Finding Perfection in My Imperfections

“But when you open your mouth!” my therapist, passionately, almost pleadingly interrupted me. Her tone pierced me, alerted me to reality as if I kept missing it- because I did.

A few seconds before, I was sharing that I was feeling some anxiety about meeting some people with whom my husband had been working for months producing a play that he and I had written on a scale that he and I had yet to be able to produce it on.

It was an amazing opportunity -- a fantastic blessing and while I had been very hands on in past runs, this time I sat it out, gleefully watching and cheering from the sidelines while taking care of home, the kids and my production company.

Then came the request: would I mind filming and editing a few scenes? Of course I wouldn’t! I set to work reading the script again, storyboarding, creating my shot list and preparing myself to do one of my favorite things ever. However, reality set in as the shoot day approached. I started to think about their reactions to me: the other name in the written “by” line that they might have heard so much about. I imagined that they would see me and with utter disappointment say, “Oh that’s his wife?”

“But when you open your mouth!”

“Yeah…” I politely, half-heartedly agreed with a half-smile.

She continued. She spoke of my gifts and talents, of my vision, of my heart, of my empathy and creativity. She spoke of how many people I would touch and help in the future. She kept pouring into me. Kept uplifting. Kept speaking the truth as she saw it --as someone quite literally on the outside, looking in (because I allowed her into that space). And thank God that I did. That day I wasn’t exactly convinced as we continued on with our session, but over eight months later it still resonates. The statement replays in my head when I start to place too much weight on my weight.

I have been overweight for over 25 years of my life. The number on the scale has gone up and down and in each direction has taken my confidence with it. The overcompensation for being a fat-kid in a family of skinny people started early. I excelled academically and placed all of my ego eggs in the basket of accomplishment. When you become an adult, however, they stop handing out grades, ribbons and trophies. The closest you’re going to get are your performance reviews at work.

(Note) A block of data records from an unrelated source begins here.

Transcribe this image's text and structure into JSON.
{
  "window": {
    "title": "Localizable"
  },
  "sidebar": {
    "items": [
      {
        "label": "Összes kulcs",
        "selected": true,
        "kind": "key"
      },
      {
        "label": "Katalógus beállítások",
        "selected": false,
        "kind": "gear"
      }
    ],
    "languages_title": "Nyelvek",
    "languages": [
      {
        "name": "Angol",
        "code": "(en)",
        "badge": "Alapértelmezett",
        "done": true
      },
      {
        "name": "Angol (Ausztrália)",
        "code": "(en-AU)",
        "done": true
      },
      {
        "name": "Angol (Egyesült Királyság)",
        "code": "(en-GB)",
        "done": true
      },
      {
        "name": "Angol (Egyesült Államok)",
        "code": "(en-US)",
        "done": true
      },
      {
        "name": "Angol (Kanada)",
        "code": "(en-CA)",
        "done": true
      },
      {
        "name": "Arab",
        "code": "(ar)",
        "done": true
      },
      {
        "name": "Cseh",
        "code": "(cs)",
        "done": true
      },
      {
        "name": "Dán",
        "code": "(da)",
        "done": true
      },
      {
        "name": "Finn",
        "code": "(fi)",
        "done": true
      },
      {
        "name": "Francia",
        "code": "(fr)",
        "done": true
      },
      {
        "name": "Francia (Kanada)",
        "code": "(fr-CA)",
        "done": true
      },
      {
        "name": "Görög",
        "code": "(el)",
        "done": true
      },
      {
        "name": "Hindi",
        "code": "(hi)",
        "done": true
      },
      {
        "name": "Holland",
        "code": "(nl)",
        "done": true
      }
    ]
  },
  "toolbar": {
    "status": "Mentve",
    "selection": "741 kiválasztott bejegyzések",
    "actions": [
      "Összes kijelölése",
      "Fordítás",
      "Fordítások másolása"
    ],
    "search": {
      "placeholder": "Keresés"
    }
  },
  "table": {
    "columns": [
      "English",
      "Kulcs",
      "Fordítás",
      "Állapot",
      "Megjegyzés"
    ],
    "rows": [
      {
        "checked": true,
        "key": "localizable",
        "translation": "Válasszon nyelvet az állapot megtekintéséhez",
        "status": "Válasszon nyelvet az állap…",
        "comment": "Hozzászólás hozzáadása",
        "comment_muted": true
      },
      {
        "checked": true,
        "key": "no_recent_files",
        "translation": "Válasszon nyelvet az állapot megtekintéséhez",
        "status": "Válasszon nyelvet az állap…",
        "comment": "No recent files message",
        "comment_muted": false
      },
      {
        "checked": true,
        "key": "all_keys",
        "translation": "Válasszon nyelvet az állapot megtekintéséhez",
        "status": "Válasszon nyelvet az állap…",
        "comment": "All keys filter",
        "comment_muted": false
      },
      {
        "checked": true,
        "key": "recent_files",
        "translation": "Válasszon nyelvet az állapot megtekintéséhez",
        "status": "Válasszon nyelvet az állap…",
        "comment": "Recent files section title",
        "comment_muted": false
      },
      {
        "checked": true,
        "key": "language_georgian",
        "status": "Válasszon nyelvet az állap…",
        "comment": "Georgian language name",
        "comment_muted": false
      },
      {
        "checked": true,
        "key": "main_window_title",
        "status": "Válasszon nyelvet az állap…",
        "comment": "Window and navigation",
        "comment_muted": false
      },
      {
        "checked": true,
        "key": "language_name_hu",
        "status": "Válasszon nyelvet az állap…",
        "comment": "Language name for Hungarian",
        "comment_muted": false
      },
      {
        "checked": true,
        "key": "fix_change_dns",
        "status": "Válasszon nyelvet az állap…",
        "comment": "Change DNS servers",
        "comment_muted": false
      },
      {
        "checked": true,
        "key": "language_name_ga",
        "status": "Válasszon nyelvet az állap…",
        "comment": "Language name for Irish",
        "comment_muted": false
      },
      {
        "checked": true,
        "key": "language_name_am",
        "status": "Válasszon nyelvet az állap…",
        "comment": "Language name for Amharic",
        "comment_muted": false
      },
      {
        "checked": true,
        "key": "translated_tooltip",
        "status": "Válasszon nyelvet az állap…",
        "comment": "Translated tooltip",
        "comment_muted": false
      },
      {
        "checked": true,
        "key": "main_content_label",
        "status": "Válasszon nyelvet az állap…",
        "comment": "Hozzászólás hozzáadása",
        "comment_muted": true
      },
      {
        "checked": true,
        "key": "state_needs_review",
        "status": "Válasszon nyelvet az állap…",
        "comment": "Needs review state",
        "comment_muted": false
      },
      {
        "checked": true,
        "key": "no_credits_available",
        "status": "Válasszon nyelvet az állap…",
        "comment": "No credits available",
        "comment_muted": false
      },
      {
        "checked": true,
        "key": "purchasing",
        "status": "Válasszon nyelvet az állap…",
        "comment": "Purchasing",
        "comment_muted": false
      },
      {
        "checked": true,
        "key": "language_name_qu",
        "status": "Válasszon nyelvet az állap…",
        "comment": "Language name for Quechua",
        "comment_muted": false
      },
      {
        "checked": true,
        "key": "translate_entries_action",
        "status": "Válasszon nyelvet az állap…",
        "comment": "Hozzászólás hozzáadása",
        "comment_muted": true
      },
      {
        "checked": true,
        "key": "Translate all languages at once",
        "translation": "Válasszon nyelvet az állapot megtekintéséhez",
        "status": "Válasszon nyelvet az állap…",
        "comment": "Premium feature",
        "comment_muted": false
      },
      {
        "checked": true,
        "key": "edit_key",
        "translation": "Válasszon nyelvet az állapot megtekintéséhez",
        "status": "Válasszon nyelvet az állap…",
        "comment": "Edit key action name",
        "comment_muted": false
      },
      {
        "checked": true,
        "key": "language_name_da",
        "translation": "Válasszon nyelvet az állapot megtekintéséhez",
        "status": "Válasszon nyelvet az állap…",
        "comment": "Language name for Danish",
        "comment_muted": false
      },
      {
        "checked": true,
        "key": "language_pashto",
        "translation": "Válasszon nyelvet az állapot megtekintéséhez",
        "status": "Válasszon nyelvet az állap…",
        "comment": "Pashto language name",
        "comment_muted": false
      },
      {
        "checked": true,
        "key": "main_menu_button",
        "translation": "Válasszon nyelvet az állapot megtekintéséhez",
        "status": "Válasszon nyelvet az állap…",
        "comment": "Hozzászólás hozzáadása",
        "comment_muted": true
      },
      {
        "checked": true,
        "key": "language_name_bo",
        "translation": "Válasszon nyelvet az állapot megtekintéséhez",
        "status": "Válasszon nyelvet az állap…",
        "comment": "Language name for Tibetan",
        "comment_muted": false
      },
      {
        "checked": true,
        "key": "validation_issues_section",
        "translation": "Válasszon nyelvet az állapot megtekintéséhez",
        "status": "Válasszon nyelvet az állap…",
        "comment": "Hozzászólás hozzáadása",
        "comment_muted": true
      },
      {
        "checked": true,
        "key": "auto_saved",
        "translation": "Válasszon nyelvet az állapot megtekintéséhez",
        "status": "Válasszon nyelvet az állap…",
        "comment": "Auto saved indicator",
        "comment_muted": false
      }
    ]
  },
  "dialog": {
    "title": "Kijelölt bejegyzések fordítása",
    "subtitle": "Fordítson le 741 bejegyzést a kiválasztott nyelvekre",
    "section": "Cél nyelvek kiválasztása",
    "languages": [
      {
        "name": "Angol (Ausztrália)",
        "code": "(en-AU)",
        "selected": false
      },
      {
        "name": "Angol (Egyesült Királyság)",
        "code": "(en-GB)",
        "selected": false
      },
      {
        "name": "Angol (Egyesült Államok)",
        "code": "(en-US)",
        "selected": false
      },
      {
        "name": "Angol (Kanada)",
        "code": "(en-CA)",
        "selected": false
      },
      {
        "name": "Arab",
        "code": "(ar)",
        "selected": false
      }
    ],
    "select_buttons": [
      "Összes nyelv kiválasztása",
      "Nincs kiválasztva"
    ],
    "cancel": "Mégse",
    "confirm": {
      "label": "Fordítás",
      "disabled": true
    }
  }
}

You can imagine, then, the confusion spiral I went down when I decided to leave my job and run my company full-time. There was no one there to pat me on the back. There was no one there to tell me I’m doing great or to say I’m the best. No set, consistent salary to validate my capabilities. I came face to face with my reason for a Journey to Self: learning to just BE and allowing that to be enough. It would have to be enough to show up (and confidently at that), enough to be grateful for, enough to take pride in: the simple fact that I exist and have unique traits within me that are worth celebrating and sharing. Against what seemed to be instinct, I’ve had to actively agree with the notion that my worth and value in this world are not dependent upon the number on my clothes tags or the number on my scale.

Because that’s what we’ve been taught, right? “Fat people are lazy. Fat people lack self control. Fat people have low self-worth and they absolutely should because they are fat and are worth less.” We praise women who snap back immediately after the bodily trauma of pregnancy and childbirth. We live in the gym. We watch what we eat and deny ourselves. A lot of times it’s  not out of concerns for our health and in honor our temples but to avoid the guilt of shame that comes with the headshakes and whispers of “Yikes, she really let herself go.”

That therapy session was my wake up call. Too often I operate from a space of deficit, focusing on what I don’t have instead of celebrating, then utilizing what I do. What my therapist helped me to understand was that even if I didn’t show up looking like a trophy-wife (by my own impossible standards- mind you), what happens when I open my mouth and share what I have inside is reason enough to show up fully and allow God to use this imperfect vessel. In that way He can receive all of the glory because (not in spite) of my physical imperfection. I had to start seeing this burden of being overweight as a catalyst for connection instead of a cause for condemnation.

I didn’t get this way overnight, neither mentally or physically, so the work I am putting in to change my mindset and to care for my temple from a space of love for who I am and not out of shame of what I am not, is ongoing. I am reminded of when Jesus went into the wilderness to be tempted by Satan. There in that desolate, vulnerable place, Satan told Jesus lies that sounded like truth, lies that Satan even twisted around and supported with scripture. But prior to that encounter Jesus studied, learned, and knew enough for himself to discount even the most believable lies. He knew who He was, whose He was and more importantly, what that meant.

The Devil really is a liar. He’s been whispering lies to me since I was eight years old...just so that they can manifest and keep me bound up for such a time as this. But no more. With each step on my journey to Self, the narrative I entertain, believe and repeat about myself changes more and more. It sounds like more Truth. It sounds more like love. It sounds more like God. 

He’s setting me free. I hope this piece starts the journey of doing the same for someone else.

I’ve opened my mouth.

Alicia Watson is an a Writer, Cinematographer and Photographer. She is the owner of Ali Watson Media, LLC and lives in Maryland outside of Washington, DC with her husband and two children. If you'd like to connect with Alicia, you can find her at